Given records

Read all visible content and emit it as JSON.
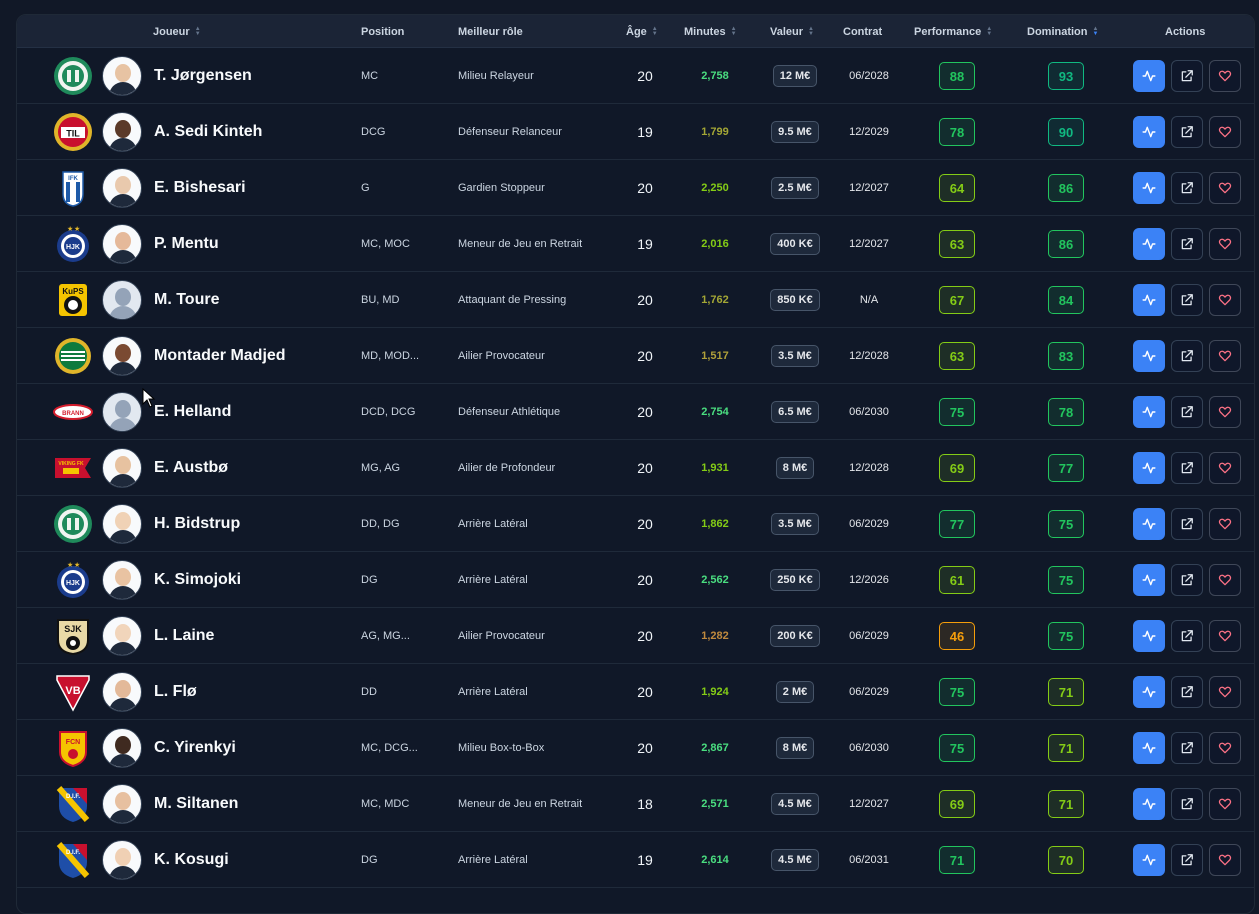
{
  "columns": {
    "player": "Joueur",
    "position": "Position",
    "best_role": "Meilleur rôle",
    "age": "Âge",
    "minutes": "Minutes",
    "value": "Valeur",
    "contract": "Contrat",
    "performance": "Performance",
    "domination": "Domination",
    "actions": "Actions"
  },
  "icons": {
    "stats_button": "activity-icon",
    "open_button": "external-link-icon",
    "favorite_button": "heart-icon",
    "sort": "sort-arrows-icon"
  },
  "colors": {
    "accent": "#3b82f6",
    "score_green": "#22c55e",
    "score_lime": "#84cc16",
    "score_amber": "#f59e0b"
  },
  "players": [
    {
      "name": "T. Jørgensen",
      "position": "MC",
      "role": "Milieu Relayeur",
      "age": "20",
      "minutes": "2,758",
      "value": "12 M€",
      "contract": "06/2028",
      "performance": "88",
      "domination": "93",
      "min_color": "#4ade80",
      "perf_color": "#22c55e",
      "dom_color": "#10b981",
      "crest": "green-round-crest"
    },
    {
      "name": "A. Sedi Kinteh",
      "position": "DCG",
      "role": "Défenseur Relanceur",
      "age": "19",
      "minutes": "1,799",
      "value": "9.5 M€",
      "contract": "12/2029",
      "performance": "78",
      "domination": "90",
      "min_color": "#a3a635",
      "perf_color": "#22c55e",
      "dom_color": "#10b981",
      "crest": "til-crest"
    },
    {
      "name": "E. Bishesari",
      "position": "G",
      "role": "Gardien Stoppeur",
      "age": "20",
      "minutes": "2,250",
      "value": "2.5 M€",
      "contract": "12/2027",
      "performance": "64",
      "domination": "86",
      "min_color": "#84cc16",
      "perf_color": "#84cc16",
      "dom_color": "#22c55e",
      "crest": "ifk-crest"
    },
    {
      "name": "P. Mentu",
      "position": "MC, MOC",
      "role": "Meneur de Jeu en Retrait",
      "age": "19",
      "minutes": "2,016",
      "value": "400 K€",
      "contract": "12/2027",
      "performance": "63",
      "domination": "86",
      "min_color": "#84cc16",
      "perf_color": "#84cc16",
      "dom_color": "#22c55e",
      "crest": "hjk-crest"
    },
    {
      "name": "M. Toure",
      "position": "BU, MD",
      "role": "Attaquant de Pressing",
      "age": "20",
      "minutes": "1,762",
      "value": "850 K€",
      "contract": "N/A",
      "performance": "67",
      "domination": "84",
      "min_color": "#a3a635",
      "perf_color": "#84cc16",
      "dom_color": "#22c55e",
      "crest": "kups-crest"
    },
    {
      "name": "Montader Madjed",
      "position": "MD, MOD...",
      "role": "Ailier Provocateur",
      "age": "20",
      "minutes": "1,517",
      "value": "3.5 M€",
      "contract": "12/2028",
      "performance": "63",
      "domination": "83",
      "min_color": "#b0a03a",
      "perf_color": "#84cc16",
      "dom_color": "#22c55e",
      "crest": "hammarby-crest"
    },
    {
      "name": "E. Helland",
      "position": "DCD, DCG",
      "role": "Défenseur Athlétique",
      "age": "20",
      "minutes": "2,754",
      "value": "6.5 M€",
      "contract": "06/2030",
      "performance": "75",
      "domination": "78",
      "min_color": "#4ade80",
      "perf_color": "#22c55e",
      "dom_color": "#22c55e",
      "crest": "brann-crest"
    },
    {
      "name": "E. Austbø",
      "position": "MG, AG",
      "role": "Ailier de Profondeur",
      "age": "20",
      "minutes": "1,931",
      "value": "8 M€",
      "contract": "12/2028",
      "performance": "69",
      "domination": "77",
      "min_color": "#84cc16",
      "perf_color": "#84cc16",
      "dom_color": "#22c55e",
      "crest": "viking-crest"
    },
    {
      "name": "H. Bidstrup",
      "position": "DD, DG",
      "role": "Arrière Latéral",
      "age": "20",
      "minutes": "1,862",
      "value": "3.5 M€",
      "contract": "06/2029",
      "performance": "77",
      "domination": "75",
      "min_color": "#84cc16",
      "perf_color": "#22c55e",
      "dom_color": "#22c55e",
      "crest": "green-round-crest"
    },
    {
      "name": "K. Simojoki",
      "position": "DG",
      "role": "Arrière Latéral",
      "age": "20",
      "minutes": "2,562",
      "value": "250 K€",
      "contract": "12/2026",
      "performance": "61",
      "domination": "75",
      "min_color": "#4ade80",
      "perf_color": "#84cc16",
      "dom_color": "#22c55e",
      "crest": "hjk-crest"
    },
    {
      "name": "L. Laine",
      "position": "AG, MG...",
      "role": "Ailier Provocateur",
      "age": "20",
      "minutes": "1,282",
      "value": "200 K€",
      "contract": "06/2029",
      "performance": "46",
      "domination": "75",
      "min_color": "#c08a3e",
      "perf_color": "#f59e0b",
      "dom_color": "#22c55e",
      "crest": "sjk-crest"
    },
    {
      "name": "L. Flø",
      "position": "DD",
      "role": "Arrière Latéral",
      "age": "20",
      "minutes": "1,924",
      "value": "2 M€",
      "contract": "06/2029",
      "performance": "75",
      "domination": "71",
      "min_color": "#84cc16",
      "perf_color": "#22c55e",
      "dom_color": "#84cc16",
      "crest": "vb-crest"
    },
    {
      "name": "C. Yirenkyi",
      "position": "MC, DCG...",
      "role": "Milieu Box-to-Box",
      "age": "20",
      "minutes": "2,867",
      "value": "8 M€",
      "contract": "06/2030",
      "performance": "75",
      "domination": "71",
      "min_color": "#4ade80",
      "perf_color": "#22c55e",
      "dom_color": "#84cc16",
      "crest": "fcn-crest"
    },
    {
      "name": "M. Siltanen",
      "position": "MC, MDC",
      "role": "Meneur de Jeu en Retrait",
      "age": "18",
      "minutes": "2,571",
      "value": "4.5 M€",
      "contract": "12/2027",
      "performance": "69",
      "domination": "71",
      "min_color": "#4ade80",
      "perf_color": "#84cc16",
      "dom_color": "#84cc16",
      "crest": "dif-crest"
    },
    {
      "name": "K. Kosugi",
      "position": "DG",
      "role": "Arrière Latéral",
      "age": "19",
      "minutes": "2,614",
      "value": "4.5 M€",
      "contract": "06/2031",
      "performance": "71",
      "domination": "70",
      "min_color": "#4ade80",
      "perf_color": "#22c55e",
      "dom_color": "#84cc16",
      "crest": "dif-crest"
    }
  ]
}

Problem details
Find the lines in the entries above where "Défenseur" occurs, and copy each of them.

Result of this exercise
      "role": "Défenseur Relanceur",
      "role": "Défenseur Athlétique",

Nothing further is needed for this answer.